If the packed house at Catalina’s recognized Andy Garcia’s name only by his film reputation, they were in for a pleasant surprise, as the 2 ¾ hour evening had the star giving tribute and historical education in both word and music to the rich culture of his native country Cuba.
Sitting behind his bongos, Garcia opened the evening reading a moving poem dedicated to the recently departed compatriot Julio Mechoso. From there, the 10 piece and 3 vocalist band lead by Danilo Lozano delivered a sizzling evening dedicated to Afro-Cuban legends such as Israel “Cachao” Lopez. The audience could sense something special was in the air when legends like Justo Almario/ts-cl and Arturo Sandoval/tp are sidemen on pieces like “Desarga Cubana” and “Emboba.” The horns volleyed back and forth like a jai alai tournament, the rhythm team of Nelson Gonzales/tres, Luis Conte/timb, Chico Sanchez/cong and Carlos de Puerto smoldered like a Montecristo #2 to the intoxicating pulses on material such as “Pa Que Gozem” and “A Gozare Con Mi Combo” while violinist Dayren Santa Maria added a sensuous gypsy flairs with her solos, Sandoval reached the stratosphere with his piercingly bel canto horn, the team of Lazaro Gallaraga, Nelson Marquez and Iris Cepeda brought passionate earthy and festive vocals.

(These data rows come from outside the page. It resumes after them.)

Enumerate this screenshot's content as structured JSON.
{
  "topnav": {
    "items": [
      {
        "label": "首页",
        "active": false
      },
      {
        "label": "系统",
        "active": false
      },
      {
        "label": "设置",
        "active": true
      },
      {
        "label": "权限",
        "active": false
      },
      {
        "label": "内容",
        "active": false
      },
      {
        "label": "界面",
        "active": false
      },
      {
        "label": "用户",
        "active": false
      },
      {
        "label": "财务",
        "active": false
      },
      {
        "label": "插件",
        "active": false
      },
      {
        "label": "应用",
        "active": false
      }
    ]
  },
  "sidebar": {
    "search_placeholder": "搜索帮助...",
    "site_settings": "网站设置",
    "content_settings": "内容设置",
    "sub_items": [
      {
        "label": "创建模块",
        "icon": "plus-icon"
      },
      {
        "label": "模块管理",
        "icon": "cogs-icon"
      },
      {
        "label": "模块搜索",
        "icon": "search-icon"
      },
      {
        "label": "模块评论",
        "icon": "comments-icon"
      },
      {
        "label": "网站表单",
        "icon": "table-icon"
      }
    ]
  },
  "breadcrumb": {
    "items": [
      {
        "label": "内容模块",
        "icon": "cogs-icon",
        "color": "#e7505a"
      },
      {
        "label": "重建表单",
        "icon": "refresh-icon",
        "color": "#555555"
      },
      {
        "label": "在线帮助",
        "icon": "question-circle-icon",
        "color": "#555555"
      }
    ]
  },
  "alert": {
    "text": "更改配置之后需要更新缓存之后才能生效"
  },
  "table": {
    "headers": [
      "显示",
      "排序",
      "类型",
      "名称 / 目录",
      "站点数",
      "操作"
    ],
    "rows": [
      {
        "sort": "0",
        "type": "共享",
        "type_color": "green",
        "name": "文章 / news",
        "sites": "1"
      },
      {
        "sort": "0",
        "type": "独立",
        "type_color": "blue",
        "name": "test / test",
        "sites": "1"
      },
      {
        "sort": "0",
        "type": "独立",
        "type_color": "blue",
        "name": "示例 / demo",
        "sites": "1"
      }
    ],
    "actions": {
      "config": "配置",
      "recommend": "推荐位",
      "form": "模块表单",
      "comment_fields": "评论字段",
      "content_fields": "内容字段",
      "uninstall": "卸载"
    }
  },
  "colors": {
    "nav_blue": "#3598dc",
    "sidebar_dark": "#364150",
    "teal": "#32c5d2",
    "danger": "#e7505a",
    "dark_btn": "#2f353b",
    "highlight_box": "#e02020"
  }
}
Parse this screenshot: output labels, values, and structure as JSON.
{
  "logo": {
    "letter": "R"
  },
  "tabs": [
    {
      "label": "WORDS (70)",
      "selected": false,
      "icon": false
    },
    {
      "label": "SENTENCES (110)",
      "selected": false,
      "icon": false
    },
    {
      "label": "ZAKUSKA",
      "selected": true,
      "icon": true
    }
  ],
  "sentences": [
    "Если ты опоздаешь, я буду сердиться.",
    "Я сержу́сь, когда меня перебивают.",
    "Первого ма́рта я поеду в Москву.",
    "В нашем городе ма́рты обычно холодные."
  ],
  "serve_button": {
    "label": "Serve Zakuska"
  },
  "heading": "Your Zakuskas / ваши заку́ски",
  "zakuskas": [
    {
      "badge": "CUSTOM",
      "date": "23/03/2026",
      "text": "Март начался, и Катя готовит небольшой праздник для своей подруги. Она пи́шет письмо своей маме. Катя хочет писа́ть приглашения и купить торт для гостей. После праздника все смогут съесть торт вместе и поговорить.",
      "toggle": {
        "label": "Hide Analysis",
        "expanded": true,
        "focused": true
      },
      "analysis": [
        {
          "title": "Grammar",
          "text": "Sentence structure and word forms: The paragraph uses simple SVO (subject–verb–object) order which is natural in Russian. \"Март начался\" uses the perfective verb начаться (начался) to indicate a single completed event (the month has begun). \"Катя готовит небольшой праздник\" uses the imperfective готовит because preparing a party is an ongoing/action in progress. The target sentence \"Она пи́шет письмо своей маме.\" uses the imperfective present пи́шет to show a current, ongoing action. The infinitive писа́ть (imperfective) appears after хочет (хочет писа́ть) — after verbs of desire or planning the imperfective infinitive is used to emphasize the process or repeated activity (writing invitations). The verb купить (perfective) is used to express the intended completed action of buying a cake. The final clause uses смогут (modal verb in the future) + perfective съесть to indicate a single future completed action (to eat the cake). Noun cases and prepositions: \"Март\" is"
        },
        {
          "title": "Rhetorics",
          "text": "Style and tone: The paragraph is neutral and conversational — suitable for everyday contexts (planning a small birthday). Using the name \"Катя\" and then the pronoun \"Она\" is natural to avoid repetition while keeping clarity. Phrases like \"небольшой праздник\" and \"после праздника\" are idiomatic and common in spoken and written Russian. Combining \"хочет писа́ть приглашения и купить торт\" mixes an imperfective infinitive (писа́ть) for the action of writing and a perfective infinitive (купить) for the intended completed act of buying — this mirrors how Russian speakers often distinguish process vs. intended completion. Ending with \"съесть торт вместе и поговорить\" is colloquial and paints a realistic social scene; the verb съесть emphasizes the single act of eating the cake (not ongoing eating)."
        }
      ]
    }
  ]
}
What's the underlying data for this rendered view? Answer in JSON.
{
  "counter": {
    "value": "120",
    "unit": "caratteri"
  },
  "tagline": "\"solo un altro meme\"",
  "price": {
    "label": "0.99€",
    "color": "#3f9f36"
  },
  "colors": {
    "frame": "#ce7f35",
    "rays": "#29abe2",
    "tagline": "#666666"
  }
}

As with all things Cuban, romance and melancholia are never far away, and Gallaraga teaming with Cepeda didn’t disappoint, with an agonizing duet of “Lagrimas Negras” that began with tender pleading before the band popped the gear of the ’57 roadster and cruised in overdrive on Calle Mercaderas with the rhythm and horns building up into a gurgling volcano and finally erupting into a hot lava of irresistible sounds. So infectious was the music that not only were the patrons dancing in the aisles, but they were grabbing the waiters as partners; how many times have you seen that?
In order to let the audience catch its collective breath, Garcia let the band take five and joined his bongos with de Puerto’s bass and Almario’s clarinet for a richly traditional and buoyant “A Fin Te Vi.” The interplay brought sonic images of village life, percolating like a pot of Bustelo coffee.
Garcia also surprised the audience as he proved to be not only an impressive singer, but he even switched to piano for a handful of tunes, delivering a heartfelt recitative “The Angels Cried.” Educating the audience on the various styles of Cuban music like a seasoned music professor, Garcia had the band deliver a seductively old school pulse of “Mambo” with Lozano’s flighty flute as well as letting Cepeda sing with defiance over the relentless V8 engine of sound on “ Bemba Colora” and create a stampede like the Bull Run at Pamplona on “Guajira Cine Son.” By the time Garcia and the CIneSon Allstars closed out with “Lindo Yambu,” you had to wonder if the famous actor is more comfortable in front of a camera or behind the congas and cowbell.